Legends Of The Game?
As I said yesterday,it’s good to be a Tim. More accurately perhaps,good to be a Celtic supporter. Four years ago,the citizens of Lisbon could not believe that around 7000 of us descended on their city despite the fact that there wasn’t a game on.
Just like fifty years before,not an arrest. Same in Seville with nearly 100,000 of us,no trouble at all.
We take our love of the club wherever we feel like it,and we wear that like a badge of honour. Not even a need for self-policing usually,though it is becoming a worrying trend.
But our influence on the game goes back a lot longer than the events above,and a lot deeper too. Many of us will be aware of the story of Johnny Madden because of the lustrous wordsmithery of BROGAN ROGAN TREVINO AND HOGAN. He told the tale of the great man via a wee tale of Lubo signing for Dr Jo. If you haven’t read it,you should.
Johnny kicked the first ball for Celtic,played for us for a number of medal-laden years,then decided to moved to the Czech part of Austria-Hungary about 1905. He then turned Slavia Prague into a machine. To the extent that when the European clubs ran a competition in,erm,competition to the inaugural cup in 1930,Slavia were runners-up.

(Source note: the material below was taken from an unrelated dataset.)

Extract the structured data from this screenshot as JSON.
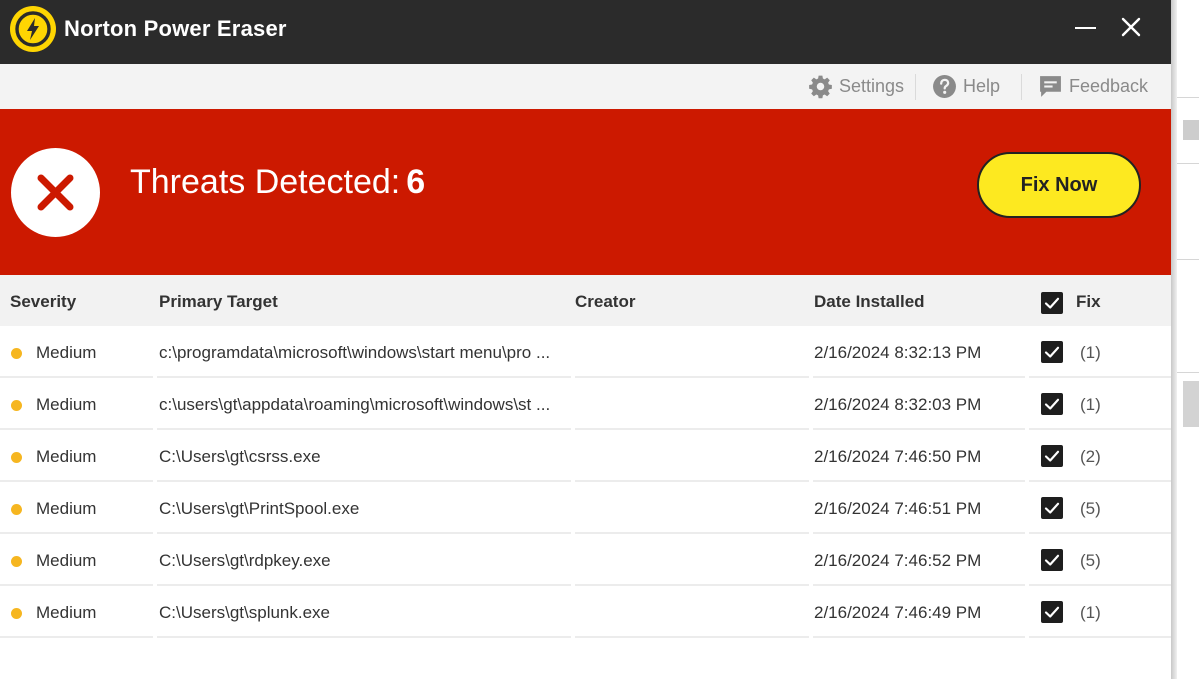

Johnny is known and respected to this day as the father of the game in his adopted country. A country that was known for its skill,even if there were few occasions when they could show that on the wider stage abroad.
So it was that I opened an article about another forgotten man who was pivotal in the foundation of the game in not one,but two,nearby countries. And at just about the same time. Altough the article was about an administrator called Mr Shires,the name that jumped out at me in that article was Jimmy Hogan. I’ll post it a link to that later,but here’s one via CELTICWIKI.
Jimmy Hogan was doing in Austria and Hungary exactly the same as Johnny Madden had done a few years before. And anyone who knows their football-awright,anyone who got the Topical Times at Christmas and Shoot every week-knows that the interwar years showed Austria to be damnnear unbeatable,and that Hungary were not far behind them.
Even after the war.
So,Jimmy Hogan,why the article?
Jimmy was hired by Bob Kelly in 1948. He was 67yo by then,a good number even if he didn’t realise it at the time. It seems that a number of the players did not appreciate the different approach from Jimmy. We didn’t have internet then,so his legend would likely be unknown. But Tommy Docherty-infamous for his indiscipline!-adored him and listened. Indeed,he called him the best coach the world had ever seen.
Charlie Tully sat down and paid attention.
And so too did Bertie Peacock,Sean Fallon and…
Those last three in particular are known for finishing training and hitting a restaurant or café and talking tactics and strategy. Cruet sets,cups and saucers,anything was fair game. I wonder,reading back about the sadly unlamented Jimmy Hogan,just how much input he had to the thoughts of those three giants of our club.
My Dad calls the days before 1965 The Famine Years,and he certainly has a point. But there was a wee few glory days in the 50s. And I am pretty damn sure that they came from the people who listened to Jimmy Hogan.
Jock and Sean listened and learned. Like Alex Ferguson did with Jock,they did with Jimmy.
Jimmy Hogan is an afterthought in Celtic’s history. I genuinely believe he should be a legend.
Above article by BMCUWP